DECRIMINALISING cannabis could be considered as part of a wider substance-abuse strategy, according to the Home Affairs Minister.
Deputy Helen Miles said she was not ‘automatically in favour’ of the decriminalisation of the drug, but said that the Island needed ‘some sort of strategy’.
She added: ‘It is something we have to look at. We have to look at the cannabis issue in the entirety of substance misuse.
‘I am very open to looking at the decriminalisation of cannabis within an overall substance strategy.
‘It does seem anomalous that cannabis for recreation might be controlled in a separate way that medicinal cannabis is.’
The minister has also suggested a States debate on decriminalising cannabis in order to understand politicians’ views.
Deputy Miles said: ‘We don’t exist in a bubble. This is out there and we can’t walk on by for this one – we need to have some sort of strategy. However, that does not mean I’m automatically in favour of decriminalisation. If I was, perhaps there would have to be certain circumstances. We don’t want Jersey to be seen as a tourist destination for cannabis.’
Another possibility was creating a citizens’ jury or panel, she said.
Panels were recently used to make recommendations on assisted dying and climate-change legislation.
Deputy Miles said they were a useful tool for deliberating ‘sticky topics’.
A new Drug and Alcohol Strategy has been on the cards for a number of years.
However, it has been delayed because of staffing problems and Deputy Miles could not give an exact date as to when it would be released.
She said: ‘We need to look at other models across the world. There are some states in the US where they let you grow cannabis in your garden and you can smoke it yourself.

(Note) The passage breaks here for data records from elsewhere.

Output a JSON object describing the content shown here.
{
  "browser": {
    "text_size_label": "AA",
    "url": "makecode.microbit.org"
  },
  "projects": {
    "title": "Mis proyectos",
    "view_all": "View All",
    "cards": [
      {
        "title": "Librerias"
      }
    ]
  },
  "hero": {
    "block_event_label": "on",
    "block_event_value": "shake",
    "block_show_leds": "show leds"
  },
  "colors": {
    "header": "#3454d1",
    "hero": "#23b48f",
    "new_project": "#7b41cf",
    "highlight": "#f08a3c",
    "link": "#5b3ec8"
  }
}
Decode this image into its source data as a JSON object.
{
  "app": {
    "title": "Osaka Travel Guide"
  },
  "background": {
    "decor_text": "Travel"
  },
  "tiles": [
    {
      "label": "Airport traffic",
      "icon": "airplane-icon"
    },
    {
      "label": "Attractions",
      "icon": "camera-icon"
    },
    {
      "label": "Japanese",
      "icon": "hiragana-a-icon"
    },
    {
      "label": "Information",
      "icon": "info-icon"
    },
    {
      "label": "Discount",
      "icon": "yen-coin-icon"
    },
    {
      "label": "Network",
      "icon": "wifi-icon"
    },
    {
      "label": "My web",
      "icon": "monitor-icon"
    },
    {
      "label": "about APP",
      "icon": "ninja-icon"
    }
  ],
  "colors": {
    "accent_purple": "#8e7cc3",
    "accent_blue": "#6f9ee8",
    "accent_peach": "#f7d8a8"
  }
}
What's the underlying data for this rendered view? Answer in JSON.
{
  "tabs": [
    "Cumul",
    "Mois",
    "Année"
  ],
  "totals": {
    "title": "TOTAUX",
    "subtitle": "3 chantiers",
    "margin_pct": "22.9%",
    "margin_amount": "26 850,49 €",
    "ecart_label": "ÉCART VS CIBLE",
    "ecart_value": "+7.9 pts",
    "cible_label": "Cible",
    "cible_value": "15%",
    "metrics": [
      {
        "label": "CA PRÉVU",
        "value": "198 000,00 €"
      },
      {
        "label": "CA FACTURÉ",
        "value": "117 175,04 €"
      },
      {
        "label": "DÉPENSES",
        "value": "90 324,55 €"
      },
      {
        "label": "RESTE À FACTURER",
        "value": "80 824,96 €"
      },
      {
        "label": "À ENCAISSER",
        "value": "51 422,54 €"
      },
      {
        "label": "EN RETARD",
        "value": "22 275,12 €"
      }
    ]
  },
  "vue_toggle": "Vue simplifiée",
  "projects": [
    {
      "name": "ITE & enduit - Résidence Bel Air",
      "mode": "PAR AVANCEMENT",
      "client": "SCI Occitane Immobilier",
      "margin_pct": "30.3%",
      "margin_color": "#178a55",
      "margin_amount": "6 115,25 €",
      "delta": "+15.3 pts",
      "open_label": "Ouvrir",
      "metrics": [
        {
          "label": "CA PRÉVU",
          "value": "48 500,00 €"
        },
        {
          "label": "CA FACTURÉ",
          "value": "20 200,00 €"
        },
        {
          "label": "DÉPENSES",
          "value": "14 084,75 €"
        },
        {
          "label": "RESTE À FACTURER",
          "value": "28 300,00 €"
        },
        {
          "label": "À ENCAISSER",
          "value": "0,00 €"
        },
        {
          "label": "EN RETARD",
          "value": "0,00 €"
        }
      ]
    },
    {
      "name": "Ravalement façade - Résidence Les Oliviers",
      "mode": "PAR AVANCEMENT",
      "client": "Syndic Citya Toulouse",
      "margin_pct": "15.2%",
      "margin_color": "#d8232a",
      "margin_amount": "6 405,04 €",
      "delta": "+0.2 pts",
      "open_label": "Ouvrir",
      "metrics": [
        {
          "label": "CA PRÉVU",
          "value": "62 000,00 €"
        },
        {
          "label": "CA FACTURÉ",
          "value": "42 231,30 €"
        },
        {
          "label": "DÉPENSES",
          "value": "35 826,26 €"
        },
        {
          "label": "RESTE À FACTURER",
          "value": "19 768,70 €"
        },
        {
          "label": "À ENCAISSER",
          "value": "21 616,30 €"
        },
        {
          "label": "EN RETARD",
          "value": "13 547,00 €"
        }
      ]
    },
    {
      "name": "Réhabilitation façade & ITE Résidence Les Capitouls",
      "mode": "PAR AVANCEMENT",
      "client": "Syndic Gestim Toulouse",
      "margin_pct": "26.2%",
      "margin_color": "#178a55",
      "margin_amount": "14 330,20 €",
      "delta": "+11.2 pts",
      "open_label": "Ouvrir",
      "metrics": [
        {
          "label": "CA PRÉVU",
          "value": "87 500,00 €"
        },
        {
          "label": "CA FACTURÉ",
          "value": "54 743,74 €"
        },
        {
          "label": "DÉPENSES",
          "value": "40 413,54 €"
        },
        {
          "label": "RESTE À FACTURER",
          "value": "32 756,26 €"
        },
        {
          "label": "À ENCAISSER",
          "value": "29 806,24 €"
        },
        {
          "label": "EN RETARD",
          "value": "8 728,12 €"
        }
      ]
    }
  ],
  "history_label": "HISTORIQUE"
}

So there are lots of ways we can do this but I think it is most important that we take everyone’s views into account.’
Last year, the late Home Affairs Minister Len Norman said that the decriminalisation of drugs was something ‘we wanted to look at’.
His assistant minister at the time, Gregory Guida, who eventually took on the role of Home Affairs Minister, said his position was ‘very much the same’ at the time.
As part of a Freedom of Information response published at the start of the year, Health and Community Services revealed that it did not hold information regarding the number of prescriptions for medicinal cannabis in the Island.
The End Cannabis Prohibition campaign group has called for a Scrutiny review of the use of medicinal cannabis in Jersey, saying there is a ‘massive gap’ in understanding.
Deputy Miles said that research into substance use in the Island and the medicinal cannabis industry was needed in order to help shape future attitudes towards topics such as decriminalisation.
‘As part of developing any substance strategy we need to understand the prevalence of substance use over here,’ she said, ‘looking at things such as the cost of medicinal cannabis.
‘If it is providing relief in the same way that a traditional drug would do, do we need to look at costing models because at the moment it is purely private and it is very expensive.
‘We allowed a medicinal cannabis industry to develop, perhaps without thinking through these issues.’